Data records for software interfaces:
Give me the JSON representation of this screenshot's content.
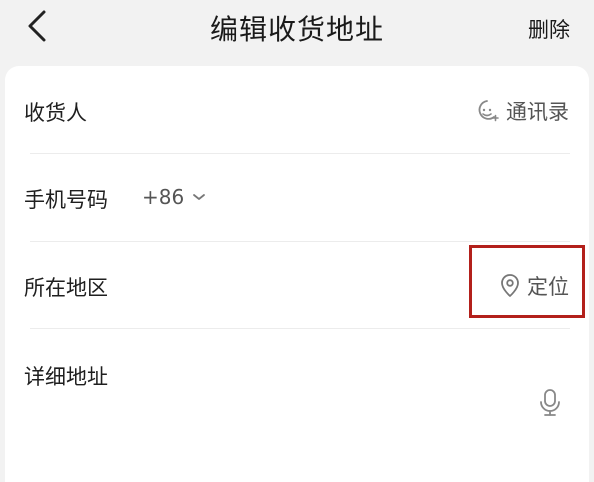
{
  "header": {
    "title": "编辑收货地址",
    "delete_label": "删除"
  },
  "form": {
    "recipient": {
      "label": "收货人",
      "contacts_label": "通讯录"
    },
    "phone": {
      "label": "手机号码",
      "country_code": "+86"
    },
    "region": {
      "label": "所在地区",
      "locate_label": "定位"
    },
    "address": {
      "label": "详细地址"
    }
  },
  "icons": {
    "back": "chevron-left-icon",
    "contacts": "contacts-icon",
    "dropdown": "chevron-down-icon",
    "location": "location-pin-icon",
    "microphone": "microphone-icon"
  },
  "colors": {
    "background": "#f2f2f2",
    "card": "#ffffff",
    "highlight": "#b3201b",
    "secondary_text": "#555555"
  }
}
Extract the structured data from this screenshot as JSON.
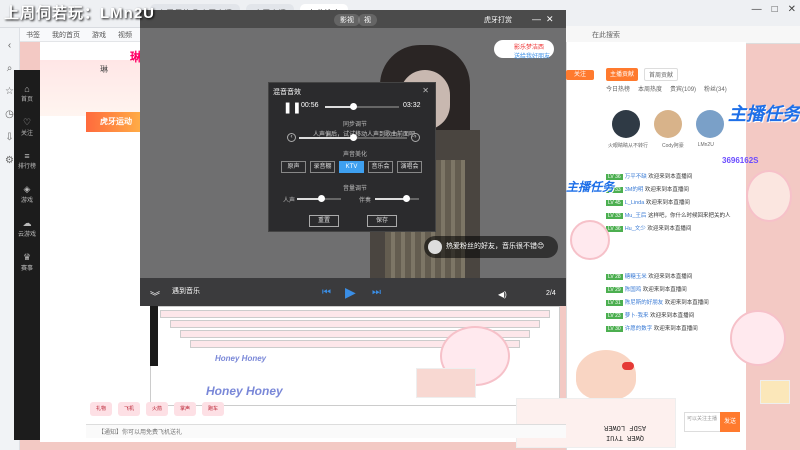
{
  "overlay": {
    "watermark": "上周伺若玩：LMn2U"
  },
  "browser": {
    "tabs": [
      "上周伺若玩 虎牙直播",
      "虎牙直播",
      "在此搜索"
    ],
    "search_placeholder": "在此搜索",
    "bookmarks": [
      "书签",
      "我的首页",
      "游戏",
      "视频",
      "购物"
    ],
    "controls": [
      "—",
      "□",
      "✕"
    ]
  },
  "stream": {
    "anchor_name": "琳",
    "brand": "琳",
    "ad_banner": "虎牙运动",
    "nav_items": [
      "首页",
      "关注",
      "排行榜",
      "游戏",
      "云游戏",
      "赛事"
    ],
    "video_title_btn": "影视",
    "video_title_btn2": "视",
    "video_top_right": "虎牙打赏",
    "donate_line1": "影乐梦洁西",
    "donate_line2": "送给我好朋友",
    "bottom_left": "遇到音乐",
    "comment_text": "热爱粉丝的好友，音乐很不错😊",
    "bottom_right": "2/4",
    "tab_bottom": "【通知】你可以用免费飞机送礼",
    "gifts": [
      "礼物",
      "飞机",
      "火箭",
      "掌声",
      "跑车"
    ]
  },
  "dialog": {
    "title": "混音音效",
    "current_time": "00:56",
    "total_time": "03:32",
    "sync_label": "同步调节",
    "tip": "人声偏后，试试移动人声到歌曲前面吧",
    "effect_label": "声音美化",
    "effects": [
      "原声",
      "录音棚",
      "KTV",
      "音乐会",
      "演唱会"
    ],
    "active_effect": "KTV",
    "volume_label": "音量调节",
    "voice_label": "人声",
    "accomp_label": "伴奏",
    "reset_btn": "重置",
    "save_btn": "保存",
    "progress": 0.38,
    "sync_value": 0.5,
    "voice_value": 0.55,
    "accomp_value": 0.7
  },
  "chat": {
    "search_placeholder": "在此搜索",
    "follow": "关注",
    "tabs": [
      "主播贡献",
      "首周贡献"
    ],
    "fan_row": [
      "今日热榜",
      "本周热度",
      "贵宾(109)",
      "粉丝(34)"
    ],
    "ranks": [
      "火眼睛睛从不转行",
      "Cody阿豪",
      "LMn2U"
    ],
    "messages": [
      {
        "lv": "LV 36",
        "name": "万平不缺",
        "text": "欢迎来到本直播间"
      },
      {
        "lv": "LV 33",
        "name": "3M的明",
        "text": "欢迎来到本直播间"
      },
      {
        "lv": "LV 45",
        "name": "L_Linda",
        "text": "欢迎来到本直播间"
      },
      {
        "lv": "LV 33",
        "name": "Mu_王后",
        "text": "这样吧，你什么时候回来把关的人"
      },
      {
        "lv": "LV 36",
        "name": "Hu_文少",
        "text": "欢迎来到本直播间"
      },
      {
        "lv": "LV 28",
        "name": "糖糖玉米",
        "text": "欢迎来到本直播间"
      },
      {
        "lv": "LV 29",
        "name": "陈国鸡",
        "text": "欢迎来到本直播间"
      },
      {
        "lv": "LV 31",
        "name": "陈尼斯的好朋友",
        "text": "欢迎来到本直播间"
      },
      {
        "lv": "LV 23",
        "name": "萝卜·我来",
        "text": "欢迎来到本直播间"
      },
      {
        "lv": "LV 30",
        "name": "许愿的数字",
        "text": "欢迎来到本直播间"
      }
    ],
    "number": "3696162S",
    "input_placeholder": "可以关注主播",
    "send": "发送"
  },
  "stickers": {
    "zhujiang": "主播任务",
    "honey": "Honey Honey",
    "honey_small": "Honey Honey",
    "keyboard1": "ASDF LOWER",
    "keyboard2": "QWER TYUI"
  }
}
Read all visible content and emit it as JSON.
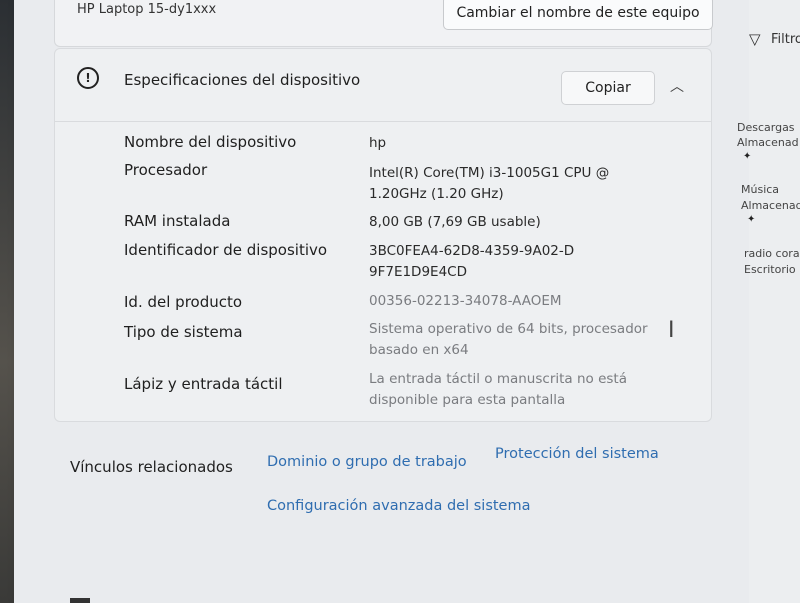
{
  "window": {
    "device_name_top": "HP Laptop 15-dy1xxx",
    "rename_button": "Cambiar el nombre de este equipo"
  },
  "specs": {
    "title": "Especificaciones del dispositivo",
    "copy_button": "Copiar",
    "rows": [
      {
        "label": "Nombre del dispositivo",
        "value": "hp"
      },
      {
        "label": "Procesador",
        "value": "Intel(R) Core(TM) i3-1005G1 CPU @ 1.20GHz (1.20 GHz)"
      },
      {
        "label": "RAM instalada",
        "value": "8,00 GB (7,69 GB usable)"
      },
      {
        "label": "Identificador de dispositivo",
        "value": "3BC0FEA4-62D8-4359-9A02-D9F7E1D9E4CD"
      },
      {
        "label": "Id. del producto",
        "value": "00356-02213-34078-AAOEM"
      },
      {
        "label": "Tipo de sistema",
        "value": "Sistema operativo de 64 bits, procesador basado en x64"
      },
      {
        "label": "Lápiz y entrada táctil",
        "value": "La entrada táctil o manuscrita no está disponible para esta pantalla"
      }
    ]
  },
  "related": {
    "label": "Vínculos relacionados",
    "links": [
      "Dominio o grupo de trabajo",
      "Protección del sistema",
      "Configuración avanzada del sistema"
    ]
  },
  "right_pane": {
    "filter": "Filtro",
    "items": [
      {
        "title": "Descargas",
        "subtitle": "Almacenad"
      },
      {
        "title": "Música",
        "subtitle": "Almacenad"
      },
      {
        "title": "radio cora",
        "subtitle": "Escritorio"
      }
    ]
  },
  "icons": [
    "info-icon",
    "chevron-up-icon",
    "filter-icon",
    "pin-icon",
    "text-cursor-icon"
  ]
}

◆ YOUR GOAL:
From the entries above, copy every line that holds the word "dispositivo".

◆ EXERCISE ANSWER:
    "title": "Especificaciones del dispositivo",
        "label": "Nombre del dispositivo",
        "label": "Identificador de dispositivo",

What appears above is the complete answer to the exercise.